You probably already know that Mumbai is home to Bollywood and India's biggest stars
Everyone knows that the biggest Bollywood sets can be found in Mumbai, and that Shah Rukh Khan has a house (or palace) there. These places have become tourist attractions, being as popular as sites like the Gateway of India and the Victoria Terminus train station.
But that's not all there is in Mumbai. We bet you'll be surprised to know that you can find these there:
1. The world's oldest copy of Dante's 'Inferno'
'Inferno' is one of three parts of the 'Divine Comedy', written by Dante in the 14th century, and is one of the most important pieces of literature in the world.
While the original does not exist anymore, there are two first edition copies left in the world - and one of them is kept in the Asiatic Society of Mumbai. Legend has it that the Italian dictator Mussolini offered to buy the book for £1 million back in the 1930s, but the Society rejected it.
2. The village where Coldplay shot their music video
3. A fort that was featured in the same Coldplay music video
Coldplay's 'Hymn For the Weekend' started with beautiful footage taken at the ruins of Fort Bassein, built in the 12th century by the local ruling family. Since then, the fort has been conquered by three different empires: the Portuguese, the Maratha, and finally the British.
4. The neighbourhood where the Tang monk from 'Journey To the West' stayed
If you grew up watching the TVB drama, 'Journey To the West', you'll know who we're talking about. The book was inspired by the journeys of Tang San Zang, a monk from the Tang Dynasty, who travelled from China to India to search for sacred Buddhist texts.
In the year 640, Tang San Zang was in Mumbai and specifically wrote that he stayed in the Bassein area, now known as Vasai. A memorial hall was built for him at Bihar in 1984 by the Indian and Chinese governments to recognise his contributions.
5. Anthony Bourdain's favourite ice cream stall
The travel host and celebrity chef is apparently a big fan of the Taj Icecream stall in Mumbai.
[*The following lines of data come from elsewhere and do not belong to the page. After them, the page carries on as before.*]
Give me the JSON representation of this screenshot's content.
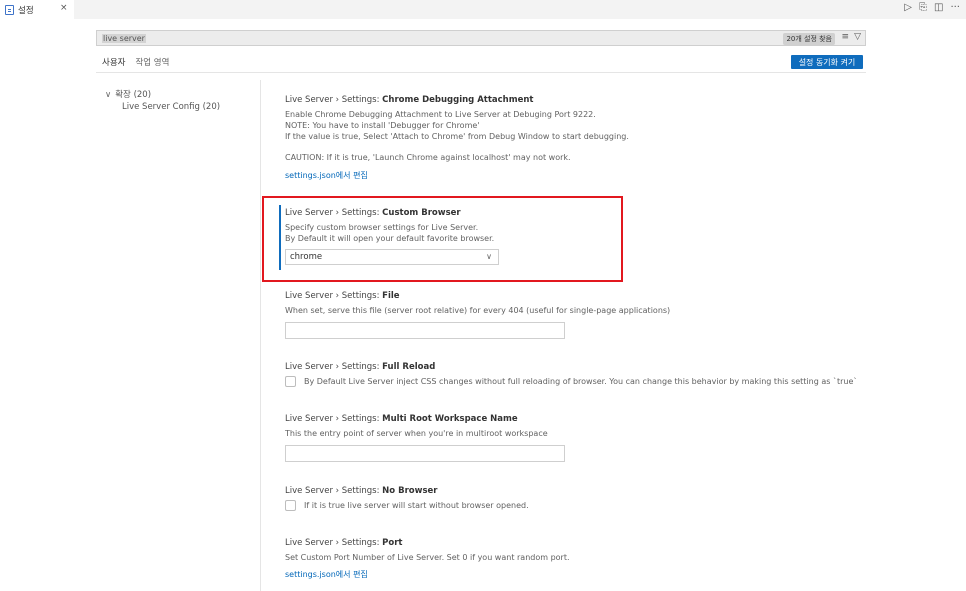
{
  "tab": {
    "title": "설정",
    "close": "×",
    "icon": "file-icon"
  },
  "tab_actions": [
    "▷",
    "⎘",
    "◫",
    "···"
  ],
  "search": {
    "value": "live server",
    "count": "20개 설정 찾음",
    "clear_icon": "≡",
    "filter_icon": "▽"
  },
  "scope": {
    "user": "사용자",
    "workspace": "작업 영역"
  },
  "sync_button": "설정 동기화 켜기",
  "tree": {
    "extensions": "확장 (20)",
    "chevron": "∨",
    "item": "Live Server Config (20)"
  },
  "settings": {
    "chrome": {
      "prefix": "Live Server › Settings: ",
      "name": "Chrome Debugging Attachment",
      "desc1": "Enable Chrome Debugging Attachment to Live Server at Debuging Port 9222.",
      "desc2": "NOTE: You have to install 'Debugger for Chrome'",
      "desc3": "If the value is true, Select 'Attach to Chrome' from Debug Window to start debugging.",
      "desc4": "CAUTION: If it is true, 'Launch Chrome against localhost' may not work.",
      "link": "settings.json에서 편집"
    },
    "browser": {
      "prefix": "Live Server › Settings: ",
      "name": "Custom Browser",
      "desc1": "Specify custom browser settings for Live Server.",
      "desc2": "By Default it will open your default favorite browser.",
      "value": "chrome",
      "chevron": "∨"
    },
    "file": {
      "prefix": "Live Server › Settings: ",
      "name": "File",
      "desc": "When set, serve this file (server root relative) for every 404 (useful for single-page applications)"
    },
    "reload": {
      "prefix": "Live Server › Settings: ",
      "name": "Full Reload",
      "desc": "By Default Live Server inject CSS changes without full reloading of browser. You can change this behavior by making this setting as `true`"
    },
    "multiroot": {
      "prefix": "Live Server › Settings: ",
      "name": "Multi Root Workspace Name",
      "desc": "This the entry point of server when you're in multiroot workspace"
    },
    "nobrowser": {
      "prefix": "Live Server › Settings: ",
      "name": "No Browser",
      "desc": "If it is true live server will start without browser opened."
    },
    "port": {
      "prefix": "Live Server › Settings: ",
      "name": "Port",
      "desc": "Set Custom Port Number of Live Server. Set 0 if you want random port.",
      "link": "settings.json에서 편집"
    }
  },
  "colors": {
    "accent": "#0f6cbd",
    "highlight": "#e2181f",
    "link": "#0066b8"
  }
}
This popular ice cream stall has been in business for the past 125 years and is super popular among the locals and tourists as well.
All of their ice cream are handmade using the freshest fruits of the day. They're so well made that you can actually find chunks of mangoes or strawberries in every scoop!
6. The world's most expensive private house
It's impossible for anyone to miss this building - it may not be the tallest building in Mumbai, but it's definitely the one with the most unique design. Named Antilia, it costs USD2 billion, has 27 floors, and requires 600 staff to maintain it.
The building is owned by Mukesh Ambani, the richest man in India, who built this as a home for his family. The top four floors are living quarters, while other floors have pools, a spa, and enough parking space for 160 cars.
7. The mysterious caves that still confuse archeologists
The Elephanta Caves is known for being a beautiful cave complex with many chambers of stone sculptures relating to Hinduism. Nobody knows for sure who built these caves - even archaeologists and historians still have not manage to figure this out. They also couldn't really determine when these were built due to the lack of historical records.
Till this day, locals still believe that the caves were built by heroes from the Indian epic narrative, the Mahabharata.
8. A hipster art district
Situated in Downtown Mumbai is the colourful neighbourhood called Kala Ghoda, the city's art district. If you love Hosier Lane in Melbourne, you should definitely visit this place.
The district also has its annual arts festival every first Saturday of February. Artists from all over the world flock to Mumbai for this nine-day festival to perform, set up their exhibitions, or sell their handmade crafts. Entrance is free for all.
9. A forgotten fountain with a touching story
This unnamed fountain may look badly maintained and unimpressive, but the story behind its construction is anything but that.
The fountain was built by a cotton merchant named Lowji Megji in memory of his late daughter, Kusumbala. Kusumbala was known to be a kind-hearted girl, always bringing water for her father's workers at the warehouse. Unfortunately, she passed away from an illness when she was just 13 years old, and was deeply mourned by her family and the workers. To pay tribute to his daughter, Mr. Megji built this fountain near his warehouse so his workers could continue to have fresh water to drink.
There's even a plaque placed there by Mr. Megji that says: "This public gift of Mr. Lowji Megji, in loving memory of his late daughter Kusumbala." However, the fountain was forgotten after Mr. Megji passed away when his business was shut down. You can still see this fountain near Cotton Green train station.